Come with us now on a journey through time and space…
That’s the opening of the British cult hit, The Mighty Boosh, and it’s the only warning you’re given before entering a world of zookeepers, shamans, DJ-ing gorillas, a moon that talks, cockney hitchhikers, evil jazz spirits and that’s just scratching the surface. The Boosh trickled onto American television this year, appearing in the 1am Sunday time slot on Adult Swim in March. It’s one of those shows where there’s no middle ground. You either love it or hate it, or don’t even know it exists. It’s like a children’s show for adults. Melissa Block from NPR described it (accurately, in my opinion) as “a cross between Monty Python, H.R. Pufnstuf and Flight of the Conchords.” There’s hilarity, costumed characters and boy is there ever music.
The Boosh musical trademark is one of their own invention —something known as a crimp. A crimp is an acapella song, sung in a style similar to beatboxing where the topic is random, the words are creatively fitted to satisfy the needs of the rhythm and happen in the middle of a conversation regarding… anything. It takes at least two to crimp and the musical stylings are accompanied by any variety of hand movements. You know what.. just watch this:
Not for everyone, but very much for me.
Comic-Con was stop number two in the Boosh’s first trip to America. Not only did they have a panel scheduled, but two autograph sessions and an off-site Boosh Bash (a Comic-Con afterparty of comedy and a full cast DJ set). The appearances would coincide with the US release of all 3 seasons of the television show as well as the CD release of their original BBC Radio program (or rather… programme).

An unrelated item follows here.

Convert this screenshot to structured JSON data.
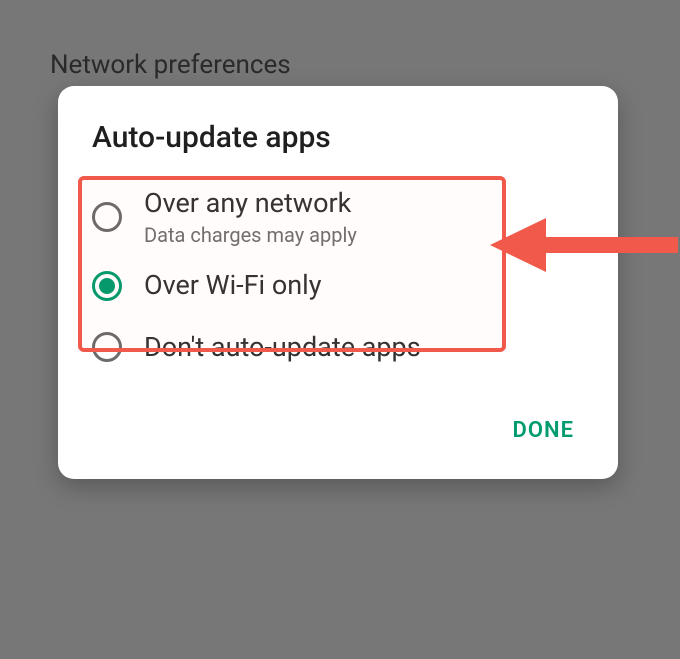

As soon as the announcement was made, Twitter became the center of my universe for all things Boosh. I was excited to see celebrities I follow on Twitter re-tweet posts about the Boosh (including The Office’s Rainn Wilson adding “Welcome, Boosh. Pls teach r sketch comedians abt smart, imaginative comedy.”) In addition to the boys themselves tweeting, the BBC had someone tweeting about the DVD release and the progress of all the events planned in the different cities. The Boosh stopped in NYC for the Jimmy Fallon show and announced on Twitter, Facebook and MySpace that they’d be doing a signing and a secret show —both drew masses of Boosh fans and not everyone was able to get inside the show.

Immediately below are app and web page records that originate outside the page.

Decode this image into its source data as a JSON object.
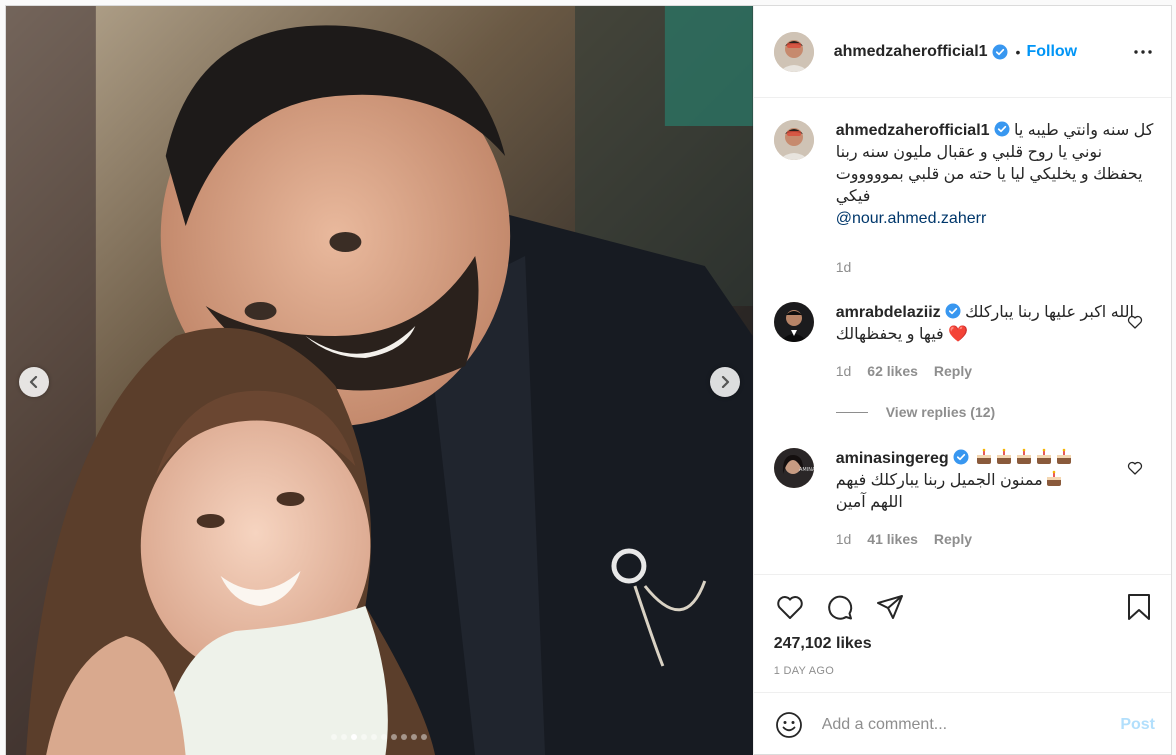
{
  "post": {
    "author": "ahmedzaherofficial1",
    "follow_label": "Follow",
    "separator": "•",
    "media": {
      "slide_count": 10,
      "active_slide": 2
    },
    "caption": {
      "username": "ahmedzaherofficial1",
      "text": "كل سنه وانتي طيبه يا نوني يا روح قلبي و عقبال مليون سنه ربنا يحفظك و يخليكي ليا يا حته من قلبي بموووووت فيكي",
      "mention": "@nour.ahmed.zaherr",
      "time": "1d"
    },
    "comments": [
      {
        "username": "amrabdelaziiz",
        "text": "الله اكبر عليها ربنا يباركلك فيها و يحفظهالك",
        "emoji": "❤️",
        "time": "1d",
        "likes": "62 likes",
        "reply_label": "Reply"
      },
      {
        "username": "aminasingereg",
        "text_line1": "ممنون الجميل ربنا يباركلك فيهم",
        "text_line2": "اللهم آمين",
        "time": "1d",
        "likes": "41 likes",
        "reply_label": "Reply"
      }
    ],
    "view_replies": "View replies (12)",
    "likes": "247,102 likes",
    "posted": "1 DAY AGO",
    "comment_placeholder": "Add a comment...",
    "post_label": "Post",
    "icons": [
      "heart-icon",
      "comment-icon",
      "share-icon",
      "bookmark-icon",
      "emoji-icon",
      "more-options-icon",
      "verified-badge-icon"
    ],
    "colors": {
      "accent": "#0095f6",
      "post_disabled": "#b2dffc",
      "muted": "#8e8e8e",
      "text": "#262626"
    }
  }
}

Whoever was behind the Twitter, they were amazing. They interacted with the followers and followed them back. They offered out challenges to Boosh fans, trying to get the topic #mightyboosh trending. They re-tweeted quotes from fans and Boosh-related goodness in the works for Comic-Con (t shirts, costumes, art…). And as I stood in line Friday afternoon, waiting for the Boosh to arrive for the signing; the mysterious tweeter was somewhere there, updating with cell phone pictures and text descriptions for the Boosh fans not at the Con.
It was strange and still kind of fun not knowing who they were.
Even with the strong turnout at the signing, I wasn’t sure what the following panel would look like. Would it be just the people we met in line? Would it be bursting at the seams or half full? Not wishing to take any chances, we got a seat early and as the time got closer the room started to fill, and fill, and fill. By the time the Boosh took the stage, the ballroom was maxed out. When a promo video of clips from the show began, the room erupted into a level of screaming that would worry even the most die-hard Twilight fan. If the Mighty Boosh was ever worried a 1am time slot on a cable channel was going to keep them from getting an American fanbase — said concern was certainly removed.
Interesting note: Noel asked if anyone had a problem with the British accents on the show. There was a resounding “no” from the crowd. He then explained that TV execs told them that Americans wouldn’t be able to get past the heavy accents. I’ve never considered an English accent a challenge.
The Boosh Bash that ended our day at the start of Saturday morning (11pm to 2:30am), was in a venue that didn’t allow cameras. So pictures from the Bash are few and far between; but I know I’ll never forget it. Held at 4th and B, it was half stage show and half DJ set, with Boosh cast members spinning as well as dancing and interacting with the crowd. I can only guess, but it really looked like they were amazed by the turnout, the dedication of American fans that was on-par with the rabid masses of Boosh fans in the UK. They took pictures of themselves with the crowd at their backs and genuinely seemed to be having as amazing of a time as we were.
Comic Con has come and gone and more or less I’m back in a world where when I say “The Mighty Boosh”, people don’t know what I’m talking about. What Boosh-fans I do run into, it’s like being part of a secret club; like how people who drive Jeeps wave to each other when passing in traffic.
While Rochester might be slow to embrace the Boosh, the media is starting to take notice. Since San Diego, the Boosh have popped up in: The New York Times (twice), Salon.com, in a multiple part video series on the popular blog BoingBoing.net, and driving home the other night I was elated to hear them come up on NPR’s All Things Considered (Public Radio and British Comedy, two great tastes that taste great together).
I have the DVD’s but I keep mightybooshDVD in my Twitter feed. I know when Boosh news breaks (an expanded American tour, pls), they’ll be there for me.
And I’ll be there for the Mighty Boosh.